TASK TO COMPLETE >> Lines of the material that include the string "face" should be returned.
*** Opening of PROVIDED DATA ***
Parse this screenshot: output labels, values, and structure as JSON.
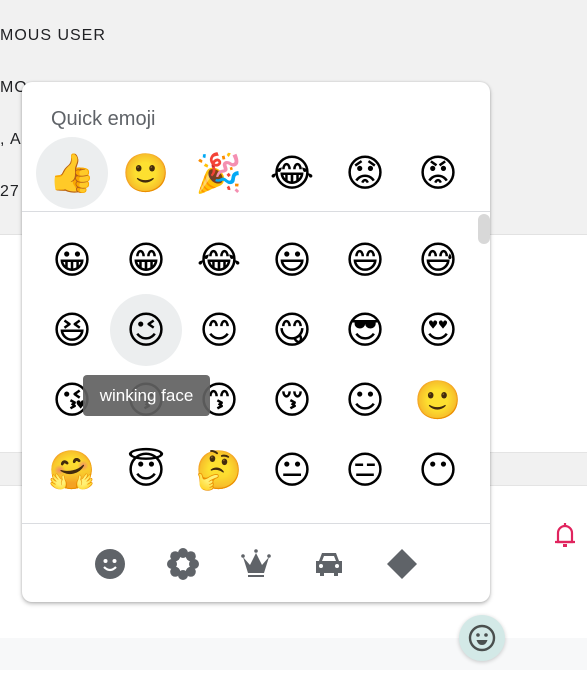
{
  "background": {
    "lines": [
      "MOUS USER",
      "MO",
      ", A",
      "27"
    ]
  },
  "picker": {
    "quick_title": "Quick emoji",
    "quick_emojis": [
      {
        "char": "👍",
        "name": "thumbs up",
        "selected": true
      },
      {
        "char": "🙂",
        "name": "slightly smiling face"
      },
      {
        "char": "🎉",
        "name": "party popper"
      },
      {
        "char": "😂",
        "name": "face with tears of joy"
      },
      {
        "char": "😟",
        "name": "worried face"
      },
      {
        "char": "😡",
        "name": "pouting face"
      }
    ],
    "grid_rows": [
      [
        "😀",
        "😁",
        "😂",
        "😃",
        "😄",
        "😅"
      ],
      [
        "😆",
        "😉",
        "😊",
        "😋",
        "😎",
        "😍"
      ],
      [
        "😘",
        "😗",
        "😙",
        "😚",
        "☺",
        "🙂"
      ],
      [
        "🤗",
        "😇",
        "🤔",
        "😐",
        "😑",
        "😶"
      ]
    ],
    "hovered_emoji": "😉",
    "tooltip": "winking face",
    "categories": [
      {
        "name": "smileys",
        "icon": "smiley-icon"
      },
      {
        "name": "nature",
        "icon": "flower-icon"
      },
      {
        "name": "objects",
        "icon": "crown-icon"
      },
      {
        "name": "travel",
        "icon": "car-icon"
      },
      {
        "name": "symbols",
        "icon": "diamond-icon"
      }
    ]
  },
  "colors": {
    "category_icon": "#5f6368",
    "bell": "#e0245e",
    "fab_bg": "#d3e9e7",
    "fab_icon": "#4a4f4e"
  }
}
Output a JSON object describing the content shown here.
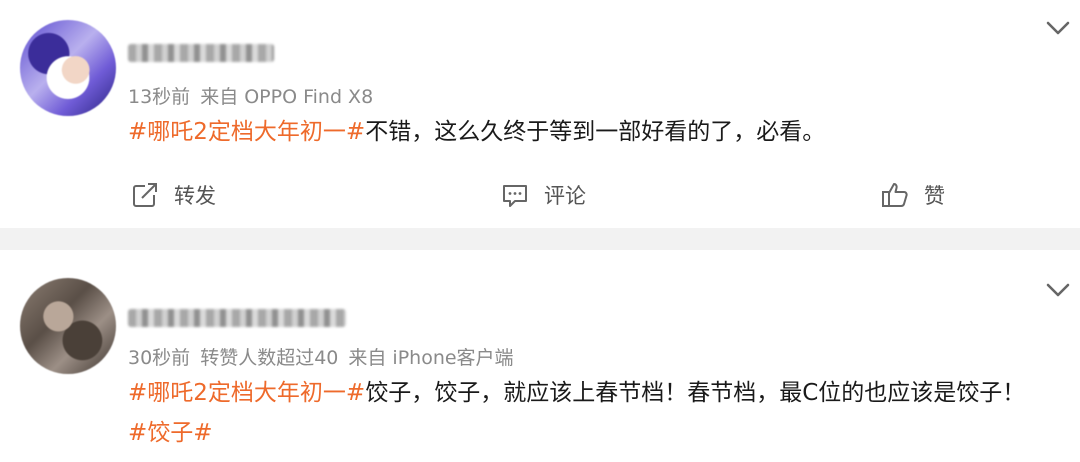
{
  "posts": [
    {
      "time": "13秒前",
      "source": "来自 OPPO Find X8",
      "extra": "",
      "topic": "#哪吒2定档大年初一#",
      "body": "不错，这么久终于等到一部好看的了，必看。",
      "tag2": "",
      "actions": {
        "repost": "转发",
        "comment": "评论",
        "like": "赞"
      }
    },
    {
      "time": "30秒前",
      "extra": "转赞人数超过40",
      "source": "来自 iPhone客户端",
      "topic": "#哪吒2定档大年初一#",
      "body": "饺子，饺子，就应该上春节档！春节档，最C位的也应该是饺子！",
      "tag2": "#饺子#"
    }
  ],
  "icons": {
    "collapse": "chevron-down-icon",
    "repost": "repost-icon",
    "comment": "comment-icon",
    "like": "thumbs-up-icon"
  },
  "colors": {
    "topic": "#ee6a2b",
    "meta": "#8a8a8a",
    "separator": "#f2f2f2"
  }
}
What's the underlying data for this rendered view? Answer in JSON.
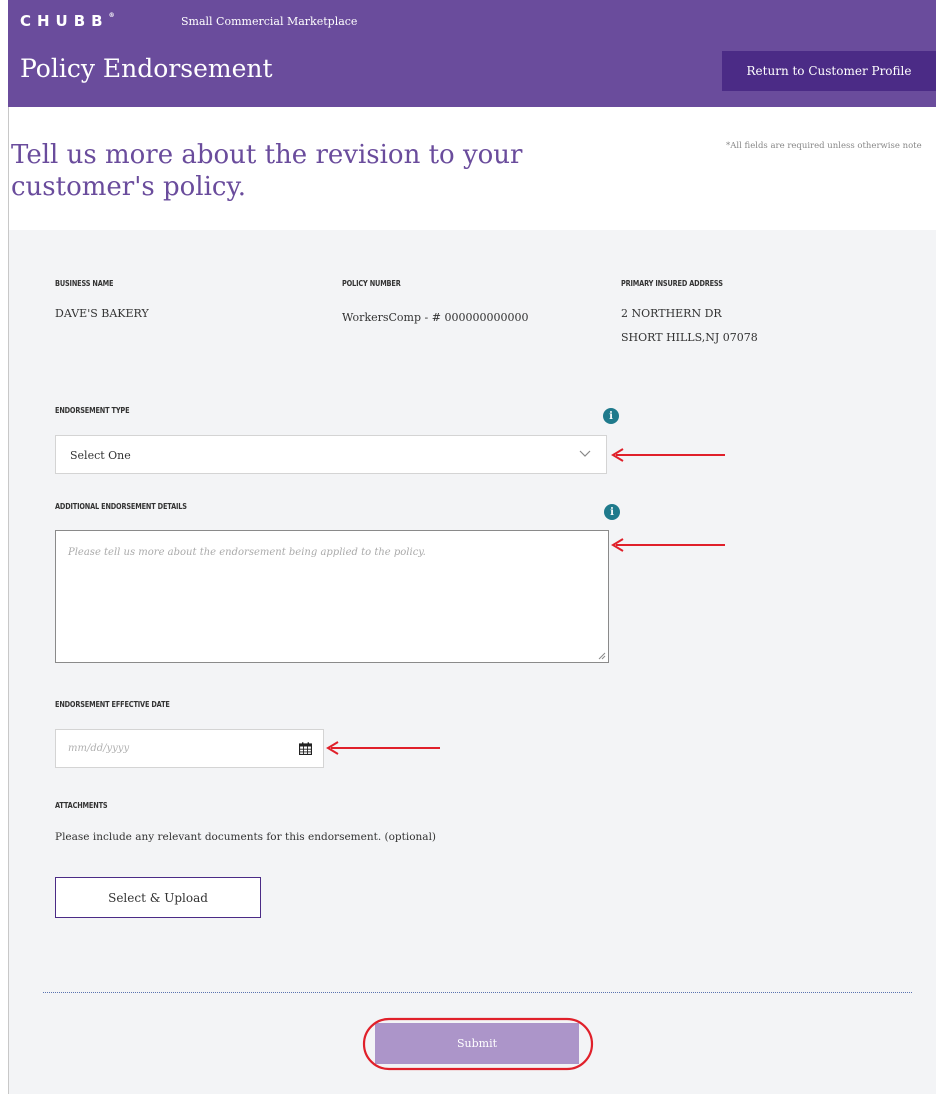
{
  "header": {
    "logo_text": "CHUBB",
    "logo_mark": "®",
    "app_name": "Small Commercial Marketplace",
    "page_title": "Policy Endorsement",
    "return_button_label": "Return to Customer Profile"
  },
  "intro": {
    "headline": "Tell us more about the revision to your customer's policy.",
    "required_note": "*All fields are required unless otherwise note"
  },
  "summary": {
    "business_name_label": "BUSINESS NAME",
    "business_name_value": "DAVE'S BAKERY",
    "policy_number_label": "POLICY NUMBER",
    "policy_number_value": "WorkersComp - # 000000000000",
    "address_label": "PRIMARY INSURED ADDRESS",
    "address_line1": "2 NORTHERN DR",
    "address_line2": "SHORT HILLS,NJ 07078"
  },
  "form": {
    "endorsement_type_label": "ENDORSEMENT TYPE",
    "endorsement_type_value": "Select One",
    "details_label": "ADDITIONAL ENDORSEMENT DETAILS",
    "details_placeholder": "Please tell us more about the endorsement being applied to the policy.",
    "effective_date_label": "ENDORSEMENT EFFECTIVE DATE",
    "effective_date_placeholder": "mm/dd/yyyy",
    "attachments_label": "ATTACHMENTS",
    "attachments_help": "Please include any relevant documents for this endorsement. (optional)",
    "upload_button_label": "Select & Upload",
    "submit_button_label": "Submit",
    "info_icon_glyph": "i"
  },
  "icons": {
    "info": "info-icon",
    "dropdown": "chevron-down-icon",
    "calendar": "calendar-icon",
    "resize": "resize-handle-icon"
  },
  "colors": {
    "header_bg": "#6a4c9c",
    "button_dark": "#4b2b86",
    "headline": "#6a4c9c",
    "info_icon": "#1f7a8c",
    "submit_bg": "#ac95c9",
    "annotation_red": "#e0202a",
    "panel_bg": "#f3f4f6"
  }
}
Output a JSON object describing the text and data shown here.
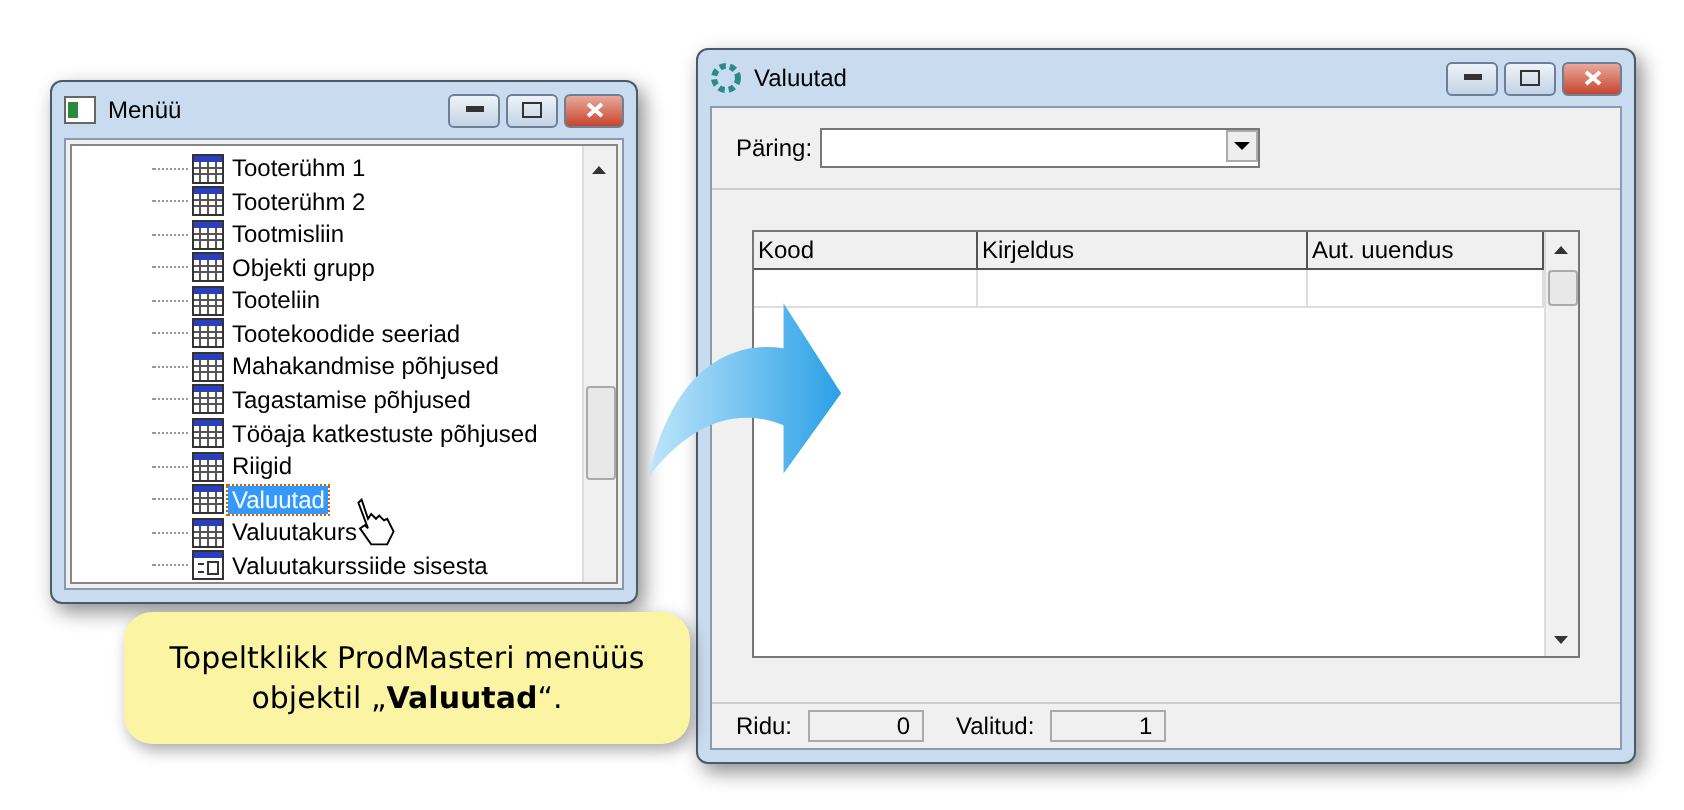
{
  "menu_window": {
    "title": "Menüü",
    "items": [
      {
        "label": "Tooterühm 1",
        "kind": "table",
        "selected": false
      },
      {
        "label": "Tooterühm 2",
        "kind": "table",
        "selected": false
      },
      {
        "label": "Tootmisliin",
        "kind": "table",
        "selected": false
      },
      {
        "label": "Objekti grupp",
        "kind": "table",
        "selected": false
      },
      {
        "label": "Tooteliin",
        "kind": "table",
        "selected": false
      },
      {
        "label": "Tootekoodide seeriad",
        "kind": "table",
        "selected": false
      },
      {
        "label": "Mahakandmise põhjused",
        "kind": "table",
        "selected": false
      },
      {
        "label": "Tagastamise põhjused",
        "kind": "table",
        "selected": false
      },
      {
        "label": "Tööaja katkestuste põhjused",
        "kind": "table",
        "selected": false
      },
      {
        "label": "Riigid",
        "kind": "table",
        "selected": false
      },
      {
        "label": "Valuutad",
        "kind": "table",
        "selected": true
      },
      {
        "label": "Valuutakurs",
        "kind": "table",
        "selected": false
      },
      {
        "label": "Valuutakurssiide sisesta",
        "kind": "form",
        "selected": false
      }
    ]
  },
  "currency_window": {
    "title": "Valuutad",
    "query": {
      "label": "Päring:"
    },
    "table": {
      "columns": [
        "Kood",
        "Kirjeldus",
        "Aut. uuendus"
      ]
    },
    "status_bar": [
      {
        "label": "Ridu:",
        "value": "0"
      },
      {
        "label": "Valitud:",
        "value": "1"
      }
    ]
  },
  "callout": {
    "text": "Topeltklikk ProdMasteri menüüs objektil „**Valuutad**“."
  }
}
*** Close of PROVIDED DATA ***
ANSWER FOR THE TASK >>
        "name": "slightly smiling face"
        "name": "face with tears of joy"
        "name": "worried face"
        "name": "pouting face"
    "tooltip": "winking face",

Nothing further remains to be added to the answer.